▶ [Your objective]: Write the entries again exactly, with no line missing.

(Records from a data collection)
※ ※ ※

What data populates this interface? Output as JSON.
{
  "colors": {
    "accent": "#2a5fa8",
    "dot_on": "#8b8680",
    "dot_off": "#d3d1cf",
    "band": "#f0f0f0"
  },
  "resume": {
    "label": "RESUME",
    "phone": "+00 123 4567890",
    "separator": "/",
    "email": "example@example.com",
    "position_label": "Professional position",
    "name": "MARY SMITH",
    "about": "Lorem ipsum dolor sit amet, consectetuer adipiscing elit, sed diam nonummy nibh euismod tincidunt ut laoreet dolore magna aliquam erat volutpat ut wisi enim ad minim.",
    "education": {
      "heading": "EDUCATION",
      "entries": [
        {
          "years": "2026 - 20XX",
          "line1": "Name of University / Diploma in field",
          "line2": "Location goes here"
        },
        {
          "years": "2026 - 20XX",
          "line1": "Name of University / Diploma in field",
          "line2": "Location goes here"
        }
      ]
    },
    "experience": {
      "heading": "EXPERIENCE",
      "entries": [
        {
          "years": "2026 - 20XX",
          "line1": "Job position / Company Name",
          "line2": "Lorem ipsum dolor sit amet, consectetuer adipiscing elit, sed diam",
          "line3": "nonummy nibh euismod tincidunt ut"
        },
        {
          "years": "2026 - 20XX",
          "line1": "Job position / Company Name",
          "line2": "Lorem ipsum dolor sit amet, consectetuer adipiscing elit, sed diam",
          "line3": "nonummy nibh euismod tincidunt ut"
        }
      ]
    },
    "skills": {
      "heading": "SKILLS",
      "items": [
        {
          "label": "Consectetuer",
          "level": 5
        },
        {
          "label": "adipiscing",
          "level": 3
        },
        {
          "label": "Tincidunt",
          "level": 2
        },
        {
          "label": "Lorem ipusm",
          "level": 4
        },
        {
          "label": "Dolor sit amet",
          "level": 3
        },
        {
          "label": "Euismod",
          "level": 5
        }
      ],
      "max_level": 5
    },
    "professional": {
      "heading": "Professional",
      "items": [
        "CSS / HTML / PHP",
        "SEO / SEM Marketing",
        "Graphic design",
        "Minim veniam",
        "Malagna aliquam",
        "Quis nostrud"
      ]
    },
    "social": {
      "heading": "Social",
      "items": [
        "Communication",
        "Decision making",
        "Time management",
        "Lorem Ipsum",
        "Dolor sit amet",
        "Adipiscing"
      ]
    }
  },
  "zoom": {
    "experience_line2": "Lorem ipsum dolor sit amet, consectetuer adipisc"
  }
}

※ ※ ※

▶ [Task output]:
What data populates this interface? Output as JSON.
{
  "colors": {
    "accent": "#2a5fa8",
    "dot_on": "#8b8680",
    "dot_off": "#d3d1cf",
    "band": "#f0f0f0"
  },
  "resume": {
    "label": "RESUME",
    "phone": "+00 123 4567890",
    "separator": "/",
    "email": "example@example.com",
    "position_label": "Professional position",
    "name": "MARY SMITH",
    "about": "Lorem ipsum dolor sit amet, consectetuer adipiscing elit, sed diam nonummy nibh euismod tincidunt ut laoreet dolore magna aliquam erat volutpat ut wisi enim ad minim.",
    "education": {
      "heading": "EDUCATION",
      "entries": [
        {
          "years": "2026 - 20XX",
          "line1": "Name of University / Diploma in field",
          "line2": "Location goes here"
        },
        {
          "years": "2026 - 20XX",
          "line1": "Name of University / Diploma in field",
          "line2": "Location goes here"
        }
      ]
    },
    "experience": {
      "heading": "EXPERIENCE",
      "entries": [
        {
          "years": "2026 - 20XX",
          "line1": "Job position / Company Name",
          "line2": "Lorem ipsum dolor sit amet, consectetuer adipiscing elit, sed diam",
          "line3": "nonummy nibh euismod tincidunt ut"
        },
        {
          "years": "2026 - 20XX",
          "line1": "Job position / Company Name",
          "line2": "Lorem ipsum dolor sit amet, consectetuer adipiscing elit, sed diam",
          "line3": "nonummy nibh euismod tincidunt ut"
        }
      ]
    },
    "skills": {
      "heading": "SKILLS",
      "items": [
        {
          "label": "Consectetuer",
          "level": 5
        },
        {
          "label": "adipiscing",
          "level": 3
        },
        {
          "label": "Tincidunt",
          "level": 2
        },
        {
          "label": "Lorem ipusm",
          "level": 4
        },
        {
          "label": "Dolor sit amet",
          "level": 3
        },
        {
          "label": "Euismod",
          "level": 5
        }
      ],
      "max_level": 5
    },
    "professional": {
      "heading": "Professional",
      "items": [
        "CSS / HTML / PHP",
        "SEO / SEM Marketing",
        "Graphic design",
        "Minim veniam",
        "Malagna aliquam",
        "Quis nostrud"
      ]
    },
    "social": {
      "heading": "Social",
      "items": [
        "Communication",
        "Decision making",
        "Time management",
        "Lorem Ipsum",
        "Dolor sit amet",
        "Adipiscing"
      ]
    }
  },
  "zoom": {
    "experience_line2": "Lorem ipsum dolor sit amet, consectetuer adipisc"
  }
}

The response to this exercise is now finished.